Records for this exercise below:
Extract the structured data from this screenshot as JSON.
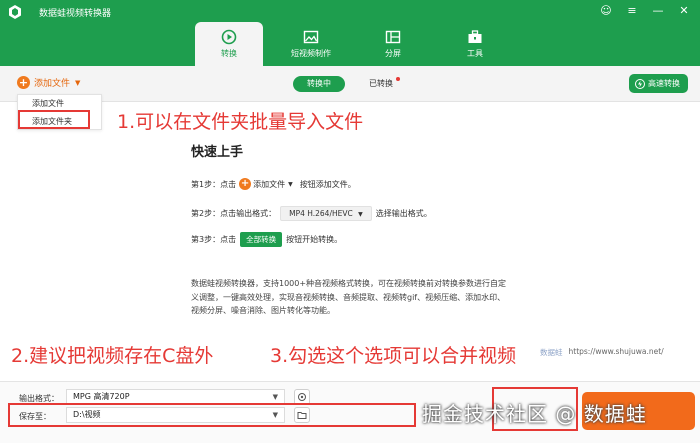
{
  "app": {
    "title": "数据蛙视频转换器",
    "window_controls": [
      "☺",
      "≡",
      "—",
      "✕"
    ]
  },
  "nav": {
    "tabs": [
      {
        "label": "转换",
        "icon": "convert-icon",
        "active": true
      },
      {
        "label": "短视频制作",
        "icon": "image-icon",
        "active": false
      },
      {
        "label": "分屏",
        "icon": "split-screen-icon",
        "active": false
      },
      {
        "label": "工具",
        "icon": "toolbox-icon",
        "active": false
      }
    ]
  },
  "toolbar": {
    "add_file_label": "添加文件",
    "converting_label": "转换中",
    "converted_label": "已转换",
    "fast_convert_label": "高速转换"
  },
  "dropdown": {
    "items": [
      "添加文件",
      "添加文件夹"
    ]
  },
  "annotations": {
    "one": "1.可以在文件夹批量导入文件",
    "two": "2.建议把视频存在C盘外",
    "three": "3.勾选这个选项可以合并视频"
  },
  "quick_start": {
    "title": "快速上手",
    "step1_prefix": "第1步：点击",
    "step1_button": "添加文件",
    "step1_suffix": "按钮添加文件。",
    "step2_prefix": "第2步：点击输出格式：",
    "step2_select": "MP4 H.264/HEVC",
    "step2_suffix": "选择输出格式。",
    "step3_prefix": "第3步：点击",
    "step3_button": "全部转换",
    "step3_suffix": "按钮开始转换。",
    "description": "数据蛙视频转换器，支持1000+种音视频格式转换，可在视频转换前对转换参数进行自定义调整，一键高效处理，实现音视频转换、音频提取、视频转gif、视频压缩、添加水印、视频分屏、噪音消除、图片转化等功能。"
  },
  "brand": {
    "name": "数据蛙",
    "url": "https://www.shujuwa.net/"
  },
  "bottom": {
    "output_format_label": "输出格式：",
    "output_format_value": "MPG 高清720P",
    "save_to_label": "保存至：",
    "save_to_value": "D:\\视频"
  },
  "watermark": "掘金技术社区 @ 数据蛙",
  "colors": {
    "brand_green": "#1e9e4e",
    "accent_orange": "#f07a1e",
    "annotation_red": "#e53935"
  }
}
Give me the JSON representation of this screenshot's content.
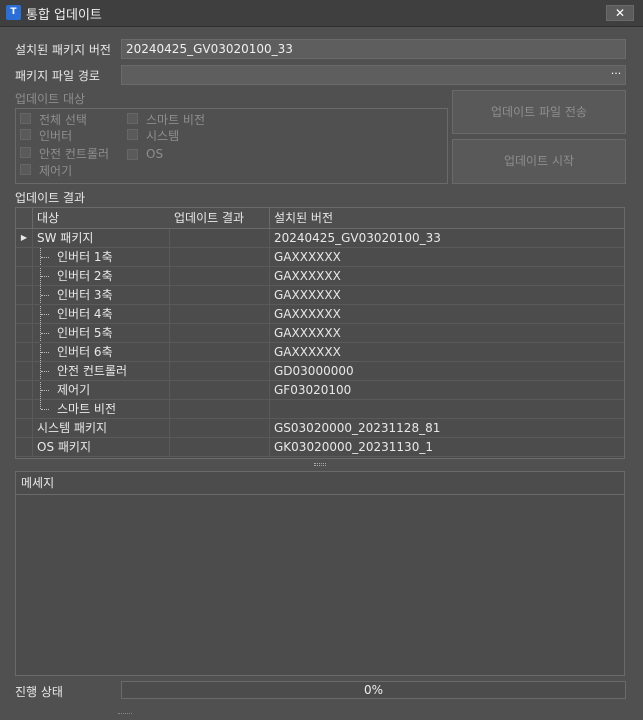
{
  "window": {
    "title": "통합 업데이트",
    "icon_letter": "T",
    "close_glyph": "✕"
  },
  "installed_version": {
    "label": "설치된 패키지 버전",
    "value": "20240425_GV03020100_33"
  },
  "package_path": {
    "label": "패키지 파일 경로",
    "value": "",
    "browse_label": "···"
  },
  "targets": {
    "label": "업데이트 대상",
    "checkboxes": [
      {
        "label": "전체 선택",
        "checked": false
      },
      {
        "label": "인버터",
        "checked": false
      },
      {
        "label": "안전 컨트롤러",
        "checked": false
      },
      {
        "label": "제어기",
        "checked": false
      },
      {
        "label": "스마트 비전",
        "checked": false
      },
      {
        "label": "시스템",
        "checked": false
      },
      {
        "label": "OS",
        "checked": false
      }
    ]
  },
  "buttons": {
    "send_file": "업데이트 파일 전송",
    "start_update": "업데이트 시작"
  },
  "results": {
    "label": "업데이트 결과",
    "columns": [
      "대상",
      "업데이트 결과",
      "설치된 버전"
    ],
    "rows": [
      {
        "target": "SW 패키지",
        "result": "",
        "version": "20240425_GV03020100_33",
        "indent": 0,
        "marker": "▶"
      },
      {
        "target": "인버터 1축",
        "result": "",
        "version": "GAXXXXXX",
        "indent": 1
      },
      {
        "target": "인버터 2축",
        "result": "",
        "version": "GAXXXXXX",
        "indent": 1
      },
      {
        "target": "인버터 3축",
        "result": "",
        "version": "GAXXXXXX",
        "indent": 1
      },
      {
        "target": "인버터 4축",
        "result": "",
        "version": "GAXXXXXX",
        "indent": 1
      },
      {
        "target": "인버터 5축",
        "result": "",
        "version": "GAXXXXXX",
        "indent": 1
      },
      {
        "target": "인버터 6축",
        "result": "",
        "version": "GAXXXXXX",
        "indent": 1
      },
      {
        "target": "안전 컨트롤러",
        "result": "",
        "version": "GD03000000",
        "indent": 1
      },
      {
        "target": "제어기",
        "result": "",
        "version": "GF03020100",
        "indent": 1
      },
      {
        "target": "스마트 비전",
        "result": "",
        "version": "",
        "indent": 1
      },
      {
        "target": "시스템 패키지",
        "result": "",
        "version": "GS03020000_20231128_81",
        "indent": 0
      },
      {
        "target": "OS 패키지",
        "result": "",
        "version": "GK03020000_20231130_1",
        "indent": 0
      }
    ]
  },
  "messages": {
    "label": "메세지"
  },
  "progress": {
    "label": "진행 상태",
    "value_text": "0%",
    "fraction": 0
  }
}
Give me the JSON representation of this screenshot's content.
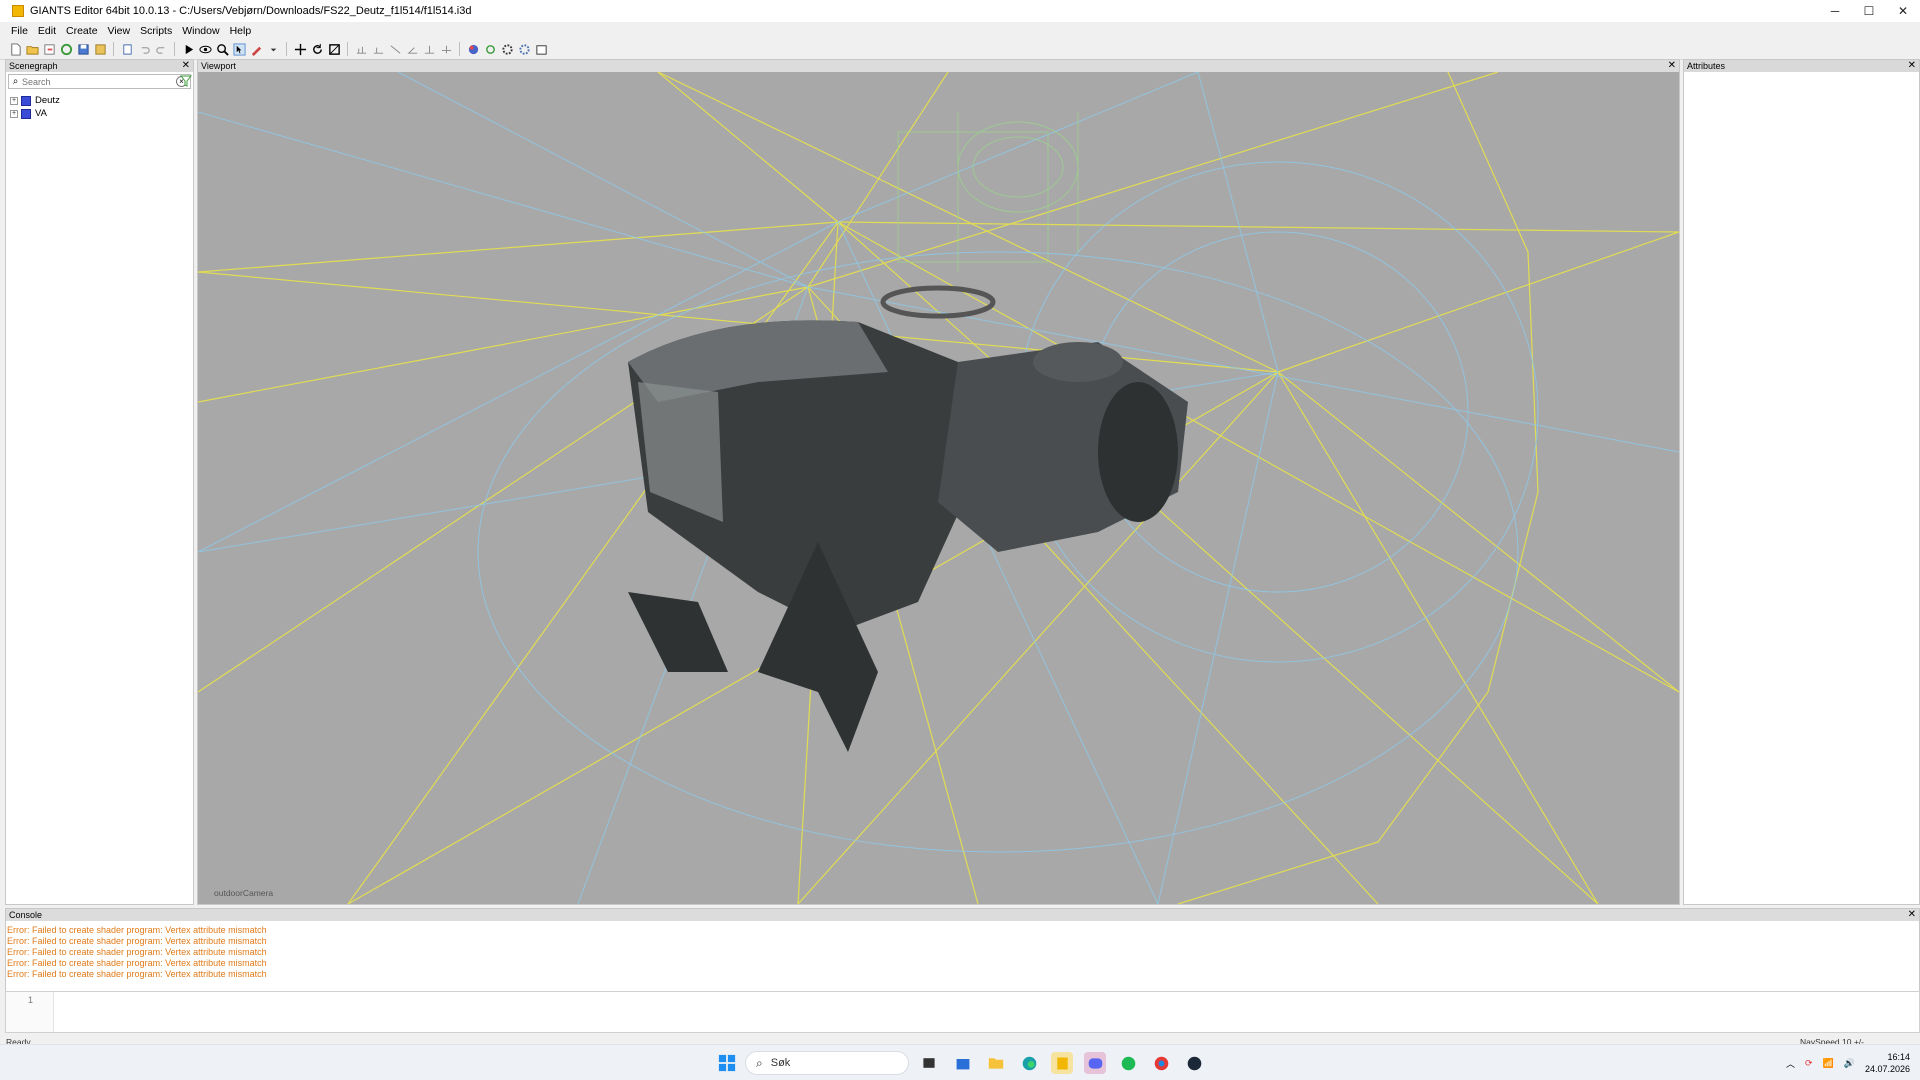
{
  "window": {
    "title": "GIANTS Editor 64bit 10.0.13 - C:/Users/Vebjørn/Downloads/FS22_Deutz_f1l514/f1l514.i3d",
    "minimize": "─",
    "maximize": "☐",
    "close": "✕"
  },
  "menu": [
    "File",
    "Edit",
    "Create",
    "View",
    "Scripts",
    "Window",
    "Help"
  ],
  "panels": {
    "scenegraph": {
      "title": "Scenegraph",
      "close": "✕",
      "search_placeholder": "Search",
      "nodes": [
        {
          "label": "Deutz",
          "color": "#3a4cd6"
        },
        {
          "label": "VA",
          "color": "#3a4cd6"
        }
      ]
    },
    "viewport": {
      "title": "Viewport",
      "close": "✕",
      "camera": "outdoorCamera"
    },
    "attributes": {
      "title": "Attributes",
      "close": "✕"
    },
    "console": {
      "title": "Console",
      "close": "✕",
      "lines": [
        "Error: Failed to create shader program: Vertex attribute mismatch",
        "Error: Failed to create shader program: Vertex attribute mismatch",
        "Error: Failed to create shader program: Vertex attribute mismatch",
        "Error: Failed to create shader program: Vertex attribute mismatch",
        "Error: Failed to create shader program: Vertex attribute mismatch"
      ],
      "error_color": "#e07b1a"
    },
    "command": {
      "line_number": "1"
    }
  },
  "status": {
    "left": "Ready",
    "right": "NavSpeed 10 +/-"
  },
  "taskbar": {
    "search_label": "Søk",
    "time": "16:14",
    "date": "24.07.2026"
  },
  "colors": {
    "viewport_bg": "#a8a8a8",
    "wire_yellow": "#e8e24a",
    "wire_blue": "#8fc8e8",
    "wire_green": "#9bd88a"
  }
}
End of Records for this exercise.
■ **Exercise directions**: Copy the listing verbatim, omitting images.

■ **Exercise response**:
Extract the structured data from this screenshot as JSON.
{
  "app": {
    "title": "数据蛙视频转换器",
    "window_controls": [
      "☺",
      "≡",
      "—",
      "✕"
    ]
  },
  "nav": {
    "tabs": [
      {
        "label": "转换",
        "icon": "convert-icon",
        "active": true
      },
      {
        "label": "短视频制作",
        "icon": "image-icon",
        "active": false
      },
      {
        "label": "分屏",
        "icon": "split-screen-icon",
        "active": false
      },
      {
        "label": "工具",
        "icon": "toolbox-icon",
        "active": false
      }
    ]
  },
  "toolbar": {
    "add_file_label": "添加文件",
    "converting_label": "转换中",
    "converted_label": "已转换",
    "fast_convert_label": "高速转换"
  },
  "dropdown": {
    "items": [
      "添加文件",
      "添加文件夹"
    ]
  },
  "annotations": {
    "one": "1.可以在文件夹批量导入文件",
    "two": "2.建议把视频存在C盘外",
    "three": "3.勾选这个选项可以合并视频"
  },
  "quick_start": {
    "title": "快速上手",
    "step1_prefix": "第1步：点击",
    "step1_button": "添加文件",
    "step1_suffix": "按钮添加文件。",
    "step2_prefix": "第2步：点击输出格式：",
    "step2_select": "MP4 H.264/HEVC",
    "step2_suffix": "选择输出格式。",
    "step3_prefix": "第3步：点击",
    "step3_button": "全部转换",
    "step3_suffix": "按钮开始转换。",
    "description": "数据蛙视频转换器，支持1000+种音视频格式转换，可在视频转换前对转换参数进行自定义调整，一键高效处理，实现音视频转换、音频提取、视频转gif、视频压缩、添加水印、视频分屏、噪音消除、图片转化等功能。"
  },
  "brand": {
    "name": "数据蛙",
    "url": "https://www.shujuwa.net/"
  },
  "bottom": {
    "output_format_label": "输出格式：",
    "output_format_value": "MPG 高清720P",
    "save_to_label": "保存至：",
    "save_to_value": "D:\\视频"
  },
  "watermark": "掘金技术社区 @ 数据蛙",
  "colors": {
    "brand_green": "#1e9e4e",
    "accent_orange": "#f07a1e",
    "annotation_red": "#e53935"
  }
}
Give me the JSON representation of this screenshot's content.
{
  "window": {
    "title": "통합 업데이트",
    "icon_letter": "T",
    "close_glyph": "✕"
  },
  "installed_version": {
    "label": "설치된 패키지 버전",
    "value": "20240425_GV03020100_33"
  },
  "package_path": {
    "label": "패키지 파일 경로",
    "value": "",
    "browse_label": "···"
  },
  "targets": {
    "label": "업데이트 대상",
    "checkboxes": [
      {
        "label": "전체 선택",
        "checked": false
      },
      {
        "label": "인버터",
        "checked": false
      },
      {
        "label": "안전 컨트롤러",
        "checked": false
      },
      {
        "label": "제어기",
        "checked": false
      },
      {
        "label": "스마트 비전",
        "checked": false
      },
      {
        "label": "시스템",
        "checked": false
      },
      {
        "label": "OS",
        "checked": false
      }
    ]
  },
  "buttons": {
    "send_file": "업데이트 파일 전송",
    "start_update": "업데이트 시작"
  },
  "results": {
    "label": "업데이트 결과",
    "columns": [
      "대상",
      "업데이트 결과",
      "설치된 버전"
    ],
    "rows": [
      {
        "target": "SW 패키지",
        "result": "",
        "version": "20240425_GV03020100_33",
        "indent": 0,
        "marker": "▶"
      },
      {
        "target": "인버터 1축",
        "result": "",
        "version": "GAXXXXXX",
        "indent": 1
      },
      {
        "target": "인버터 2축",
        "result": "",
        "version": "GAXXXXXX",
        "indent": 1
      },
      {
        "target": "인버터 3축",
        "result": "",
        "version": "GAXXXXXX",
        "indent": 1
      },
      {
        "target": "인버터 4축",
        "result": "",
        "version": "GAXXXXXX",
        "indent": 1
      },
      {
        "target": "인버터 5축",
        "result": "",
        "version": "GAXXXXXX",
        "indent": 1
      },
      {
        "target": "인버터 6축",
        "result": "",
        "version": "GAXXXXXX",
        "indent": 1
      },
      {
        "target": "안전 컨트롤러",
        "result": "",
        "version": "GD03000000",
        "indent": 1
      },
      {
        "target": "제어기",
        "result": "",
        "version": "GF03020100",
        "indent": 1
      },
      {
        "target": "스마트 비전",
        "result": "",
        "version": "",
        "indent": 1
      },
      {
        "target": "시스템 패키지",
        "result": "",
        "version": "GS03020000_20231128_81",
        "indent": 0
      },
      {
        "target": "OS 패키지",
        "result": "",
        "version": "GK03020000_20231130_1",
        "indent": 0
      }
    ]
  },
  "messages": {
    "label": "메세지"
  },
  "progress": {
    "label": "진행 상태",
    "value_text": "0%",
    "fraction": 0
  }
}
Give me the JSON representation of this screenshot's content.
{
  "window": {
    "title": "GIANTS Editor 64bit 10.0.13 - C:/Users/Vebjørn/Downloads/FS22_Deutz_f1l514/f1l514.i3d",
    "minimize": "─",
    "maximize": "☐",
    "close": "✕"
  },
  "menu": [
    "File",
    "Edit",
    "Create",
    "View",
    "Scripts",
    "Window",
    "Help"
  ],
  "panels": {
    "scenegraph": {
      "title": "Scenegraph",
      "close": "✕",
      "search_placeholder": "Search",
      "nodes": [
        {
          "label": "Deutz",
          "color": "#3a4cd6"
        },
        {
          "label": "VA",
          "color": "#3a4cd6"
        }
      ]
    },
    "viewport": {
      "title": "Viewport",
      "close": "✕",
      "camera": "outdoorCamera"
    },
    "attributes": {
      "title": "Attributes",
      "close": "✕"
    },
    "console": {
      "title": "Console",
      "close": "✕",
      "lines": [
        "Error: Failed to create shader program: Vertex attribute mismatch",
        "Error: Failed to create shader program: Vertex attribute mismatch",
        "Error: Failed to create shader program: Vertex attribute mismatch",
        "Error: Failed to create shader program: Vertex attribute mismatch",
        "Error: Failed to create shader program: Vertex attribute mismatch"
      ],
      "error_color": "#e07b1a"
    },
    "command": {
      "line_number": "1"
    }
  },
  "status": {
    "left": "Ready",
    "right": "NavSpeed 10 +/-"
  },
  "taskbar": {
    "search_label": "Søk",
    "time": "16:14",
    "date": "24.07.2026"
  },
  "colors": {
    "viewport_bg": "#a8a8a8",
    "wire_yellow": "#e8e24a",
    "wire_blue": "#8fc8e8",
    "wire_green": "#9bd88a"
  }
}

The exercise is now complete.